You’re at some loose social gathering– a party, a church potluck, a national conference during the “networking” hour– any large room with lots of people standing around. You walk in the room, and everyone seems to be in small clusters of various sizes. How do you politely join any of these groups?

Step One: Look for a group that seems more open. Some signs of this are people spaced loosely, people talking at a normal tone of voice or louder, people looking around and smiling. (If they’re whispering, or standing shoulder-to-shoulder, or not looking at anything outside their group, they’re more likely to be having a private conversation, and won’t want anyone else to join them.)

Step Two: Move close enough to the group so that you can hear their topic of conversation. This is tricky, because if you spend too long doing this, you’ll be hovering and eavesdropping, and that makes people nervous.

Step Three: Wait for a slight pause in the conversation, then quickly add a short, on-topic comment.

Step Four: If there are any strangers in the group, immediately after making your comment, briefly introduce yourself. This can consist of your name, and one other appropriate detail about yourself (usually something like where you’re from or what company you’re with). Hopefully, the others in the group will also introduce themselves to you.

Step Five: Continue to play a role in the conversation. Most of the time you should be listening to what others say, but you should occasionally offer your own comments, especially when you can affirm and build on what someone else has to say.

Here’s a way this could play out:

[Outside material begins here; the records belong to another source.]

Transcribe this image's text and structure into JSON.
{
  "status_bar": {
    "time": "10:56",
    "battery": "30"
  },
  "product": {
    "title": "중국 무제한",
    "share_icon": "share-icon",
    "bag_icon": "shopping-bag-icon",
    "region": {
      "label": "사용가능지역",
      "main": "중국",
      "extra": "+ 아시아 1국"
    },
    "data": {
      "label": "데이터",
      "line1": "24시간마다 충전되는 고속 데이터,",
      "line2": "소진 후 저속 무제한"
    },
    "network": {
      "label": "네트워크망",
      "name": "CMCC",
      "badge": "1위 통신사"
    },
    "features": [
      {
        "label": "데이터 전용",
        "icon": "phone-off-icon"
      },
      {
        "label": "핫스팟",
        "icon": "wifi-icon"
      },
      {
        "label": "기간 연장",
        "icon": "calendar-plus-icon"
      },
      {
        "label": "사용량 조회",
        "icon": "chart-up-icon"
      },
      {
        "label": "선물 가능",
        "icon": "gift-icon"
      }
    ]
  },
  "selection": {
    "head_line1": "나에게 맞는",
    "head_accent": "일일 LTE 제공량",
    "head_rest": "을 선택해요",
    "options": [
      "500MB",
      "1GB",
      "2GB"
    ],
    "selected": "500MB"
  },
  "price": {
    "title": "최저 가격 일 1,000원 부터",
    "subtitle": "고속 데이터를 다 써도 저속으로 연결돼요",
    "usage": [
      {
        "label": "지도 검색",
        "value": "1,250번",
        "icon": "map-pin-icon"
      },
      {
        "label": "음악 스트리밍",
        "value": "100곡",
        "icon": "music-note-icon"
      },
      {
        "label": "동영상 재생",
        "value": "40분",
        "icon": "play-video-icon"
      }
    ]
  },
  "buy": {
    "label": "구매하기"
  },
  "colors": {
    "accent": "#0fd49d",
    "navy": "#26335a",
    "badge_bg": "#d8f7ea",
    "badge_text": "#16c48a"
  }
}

Your job has sent you to attend a national conference that trains people who do extraditions. After a formal dinner, there’s a social hour on the hotel’s deck. When you walk out there, you see lots of clusters containing 3-7 people. You stop at the table and get a soda, then start walking among the groups on the deck. You hear people in one of the groups talking about how long they had to travel to get there. You turn to them, wait for the person who’s speaking to finish their sentence, and then you say, “I was lucky, my flight was only ninety-minutes.” Someone says, “That’s nice. Jan over here is from Washington, and she had two connections to get here.” You say, “Oh, that’s awful. I’m Fred, by the way, from Kansas.” The others say their names and where they’re from. Then someone says something about one of the presentations today, and you give the others a chance to comment, and then say something about it, too.